Please restate the data word for word.

▼

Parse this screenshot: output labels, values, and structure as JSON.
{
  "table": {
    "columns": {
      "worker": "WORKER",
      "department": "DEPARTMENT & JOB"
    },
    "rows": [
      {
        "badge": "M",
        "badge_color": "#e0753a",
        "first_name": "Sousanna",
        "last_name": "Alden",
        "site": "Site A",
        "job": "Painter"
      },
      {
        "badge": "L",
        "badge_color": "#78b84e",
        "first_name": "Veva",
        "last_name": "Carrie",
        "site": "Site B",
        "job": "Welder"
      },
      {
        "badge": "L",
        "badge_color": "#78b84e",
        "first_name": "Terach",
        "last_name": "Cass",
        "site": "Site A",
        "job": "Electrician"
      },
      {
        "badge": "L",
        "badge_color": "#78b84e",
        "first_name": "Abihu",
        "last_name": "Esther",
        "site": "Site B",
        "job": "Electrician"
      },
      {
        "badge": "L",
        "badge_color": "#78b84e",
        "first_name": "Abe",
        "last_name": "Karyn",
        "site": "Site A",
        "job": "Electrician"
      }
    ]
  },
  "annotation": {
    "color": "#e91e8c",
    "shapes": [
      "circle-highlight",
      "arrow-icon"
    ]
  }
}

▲

Your response ::
Parse this screenshot: output labels, values, and structure as JSON.
{
  "table": {
    "columns": {
      "worker": "WORKER",
      "department": "DEPARTMENT & JOB"
    },
    "rows": [
      {
        "badge": "M",
        "badge_color": "#e0753a",
        "first_name": "Sousanna",
        "last_name": "Alden",
        "site": "Site A",
        "job": "Painter"
      },
      {
        "badge": "L",
        "badge_color": "#78b84e",
        "first_name": "Veva",
        "last_name": "Carrie",
        "site": "Site B",
        "job": "Welder"
      },
      {
        "badge": "L",
        "badge_color": "#78b84e",
        "first_name": "Terach",
        "last_name": "Cass",
        "site": "Site A",
        "job": "Electrician"
      },
      {
        "badge": "L",
        "badge_color": "#78b84e",
        "first_name": "Abihu",
        "last_name": "Esther",
        "site": "Site B",
        "job": "Electrician"
      },
      {
        "badge": "L",
        "badge_color": "#78b84e",
        "first_name": "Abe",
        "last_name": "Karyn",
        "site": "Site A",
        "job": "Electrician"
      }
    ]
  },
  "annotation": {
    "color": "#e91e8c",
    "shapes": [
      "circle-highlight",
      "arrow-icon"
    ]
  }
}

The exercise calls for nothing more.